He says, “my work is embedded in both the Medical School and the Center for Equity in Global Surgery and revolves around 5 key pillars of the center which are: Education and Training, Global Surgery Research and Innovation, Policy, Advocacy and Financing, Global Convenings, as well as Fellowship and exchange in global surgery”. 

Leveraging Partnerships to Promote Equity in Global Surgery 

Dr. Barnabas with UGHE Medical Students in the classroom.

One of the Late Chancellor and Co-Founder, Dr. Paul Farmer’s most inspiring quotes reminds us that nothing can be achieved without partnerships. Dr. Barnas highlights that the CEGS (Center for Equity in Global Surgery) has leveraged different local and global partnerships to promote equitable surgical care.  

He says, “from student organizations to our local hospitals to UN adjacent institutions, we work together to make surgical care available and affordable. All surgical curriculum design and delivery at UGHE, at both undergraduate and postgraduate levels, is possible only through our deep and equitable partnerships with several academic, and non-academic partners, who have contributed over the years to this work.” 
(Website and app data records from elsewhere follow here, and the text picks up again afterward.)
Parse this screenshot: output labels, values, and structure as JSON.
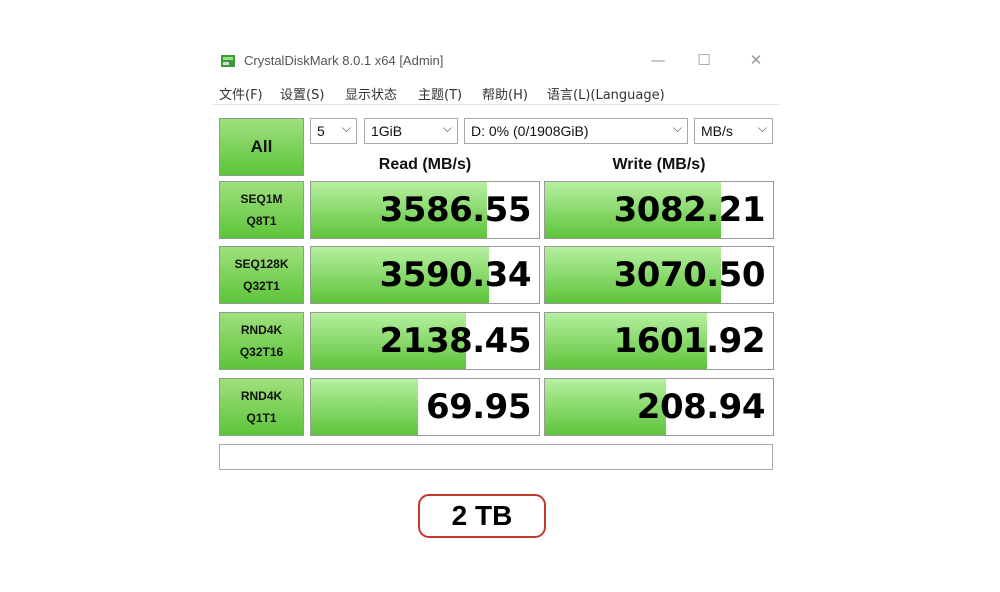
{
  "window": {
    "title": "CrystalDiskMark 8.0.1 x64 [Admin]",
    "controls": {
      "minimize": "—",
      "maximize": "☐",
      "close": "✕"
    }
  },
  "menu": [
    "文件(F)",
    "设置(S)",
    "显示状态",
    "主题(T)",
    "帮助(H)",
    "语言(L)(Language)"
  ],
  "toolbar": {
    "all_label": "All",
    "count": "5",
    "size": "1GiB",
    "drive": "D: 0% (0/1908GiB)",
    "unit": "MB/s"
  },
  "headers": {
    "read": "Read (MB/s)",
    "write": "Write (MB/s)"
  },
  "rows": [
    {
      "label1": "SEQ1M",
      "label2": "Q8T1",
      "read": "3586.55",
      "write": "3082.21",
      "read_fill": 0.77,
      "write_fill": 0.77
    },
    {
      "label1": "SEQ128K",
      "label2": "Q32T1",
      "read": "3590.34",
      "write": "3070.50",
      "read_fill": 0.78,
      "write_fill": 0.77
    },
    {
      "label1": "RND4K",
      "label2": "Q32T16",
      "read": "2138.45",
      "write": "1601.92",
      "read_fill": 0.68,
      "write_fill": 0.71
    },
    {
      "label1": "RND4K",
      "label2": "Q1T1",
      "read": "69.95",
      "write": "208.94",
      "read_fill": 0.47,
      "write_fill": 0.53
    }
  ],
  "comment": "",
  "capacity": "2 TB",
  "colors": {
    "accent_green": "#5ec43a",
    "badge_border": "#c0392b"
  }
}
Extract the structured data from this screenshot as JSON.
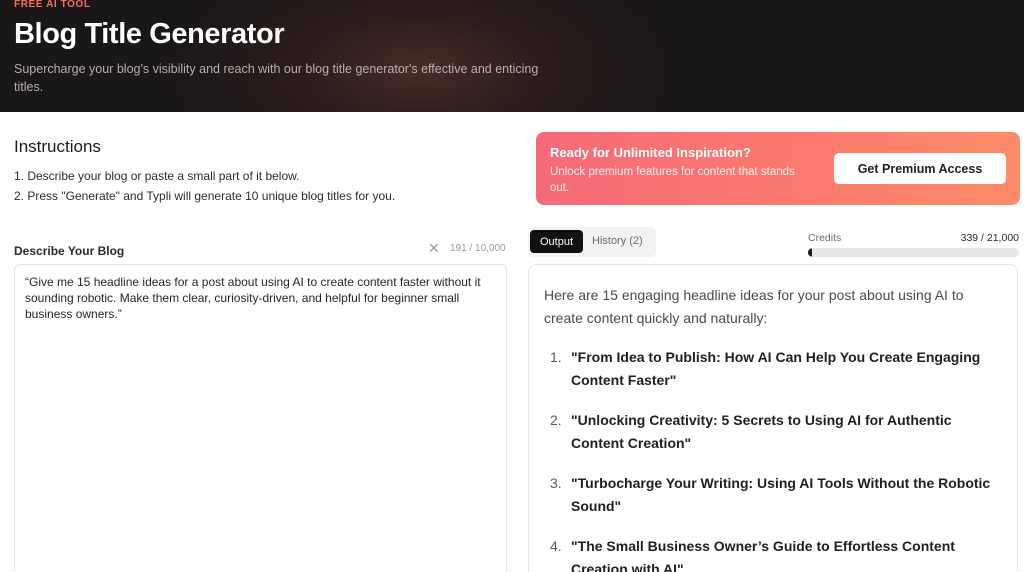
{
  "hero": {
    "eyebrow": "FREE AI TOOL",
    "title": "Blog Title Generator",
    "subtitle": "Supercharge your blog's visibility and reach with our blog title generator's effective and enticing titles."
  },
  "instructions": {
    "heading": "Instructions",
    "steps": [
      "1. Describe your blog or paste a small part of it below.",
      "2. Press \"Generate\" and Typli will generate 10 unique blog titles for you."
    ]
  },
  "promo": {
    "title": "Ready for Unlimited Inspiration?",
    "text": "Unlock premium features for content that stands out.",
    "button_label": "Get Premium Access"
  },
  "input": {
    "label": "Describe Your Blog",
    "clear_icon": "close-icon",
    "char_count": "191 / 10,000",
    "value": "“Give me 15 headline ideas for a post about using AI to create content faster without it sounding robotic. Make them clear, curiosity-driven, and helpful for beginner small business owners.”"
  },
  "tabs": {
    "output_label": "Output",
    "history_label": "History (2)"
  },
  "credits": {
    "label": "Credits",
    "value": "339 / 21,000",
    "used_fraction": 0.016
  },
  "output": {
    "intro": "Here are 15 engaging headline ideas for your post about using AI to create content quickly and naturally:",
    "items": [
      {
        "num": "1.",
        "text": "\"From Idea to Publish: How AI Can Help You Create Engaging Content Faster\""
      },
      {
        "num": "2.",
        "text": "\"Unlocking Creativity: 5 Secrets to Using AI for Authentic Content Creation\""
      },
      {
        "num": "3.",
        "text": "\"Turbocharge Your Writing: Using AI Tools Without the Robotic Sound\""
      },
      {
        "num": "4.",
        "text": "\"The Small Business Owner’s Guide to Effortless Content Creation with AI\""
      }
    ]
  },
  "colors": {
    "accent": "#ff6a5c",
    "promo_start": "#f56a78",
    "promo_end": "#fd8c6a",
    "tab_active": "#111111"
  }
}
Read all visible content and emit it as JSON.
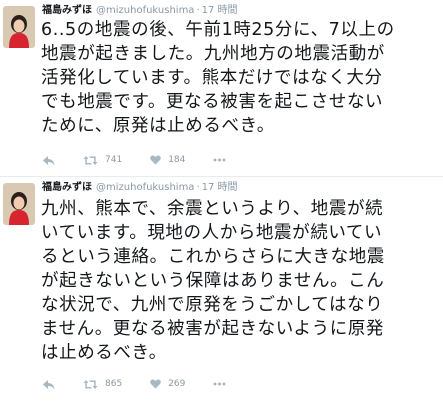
{
  "tweets": [
    {
      "author": {
        "name": "福島みずほ",
        "handle": "@mizuhofukushima"
      },
      "separator": "·",
      "time": "17 時間",
      "text": "6..5の地震の後、午前1時25分に、7以上の\n地震が起きました。九州地方の地震活動が\n活発化しています。熊本だけではなく大分\nでも地震です。更なる被害を起こさせない\nために、原発は止めるべき。",
      "actions": {
        "retweet_count": "741",
        "like_count": "184"
      }
    },
    {
      "author": {
        "name": "福島みずほ",
        "handle": "@mizuhofukushima"
      },
      "separator": "·",
      "time": "17 時間",
      "text": "九州、熊本で、余震というより、地震が続\nいています。現地の人から地震が続いてい\nるという連絡。これからさらに大きな地震\nが起きないという保障はありません。こん\nな状況で、九州で原発をうごかしてはなり\nません。更なる被害が起きないように原発\nは止めるべき。",
      "actions": {
        "retweet_count": "865",
        "like_count": "269"
      }
    }
  ],
  "icons": {
    "reply": "reply-icon",
    "retweet": "retweet-icon",
    "like": "heart-icon",
    "more": "more-icon"
  },
  "colors": {
    "icon": "#aab8c2",
    "meta": "#8899a6",
    "text": "#14171a"
  }
}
Global Surgery Option in the MGHD Program 

Till recently, surgery has been known as the “neglected step-child of Global Health”, particularly in Sub-Saharan Africa where there is a need for homegrown leaders at ministries of health, academic institutions, and research institutes who will be the drivers and leaders of the interdisciplinary global surgery equity movement. To prepare those kinds of leaders, UGHE recently opened the Global Surgery option in its Master of Science in Global Health Delivery, an exciting opportunity to promote equitable surgical care in global health.  

Dr. Barnabas considers this crucial in equipping individuals who will advocate for affordable surgery in vulnerable communities.  

 “I believe this program will be a critical part of the solution and help raise individuals who will be influential voices for surgical equity in LMICs. It will change the narrative for the patient at the remote district hospital, the person who sells everything for his appendectomy, the woman who needs a c-section, but does not have access to a hospital within 4 hours of home, the advocate at the ministry of health fighting the system to get surgery on the agenda.” He says. 

The Global Surgery option will provide interdisciplinary and leadership training for the next generation of healthcare professionals, researchers, and advocates. 

Applications for the UGHE’s Master of Science in Global Health Delivery (MGHD) are still open with Options in Global Surgery, Health Management, One Health and Gender, Sexual, and Reproductive Health. Learn more here.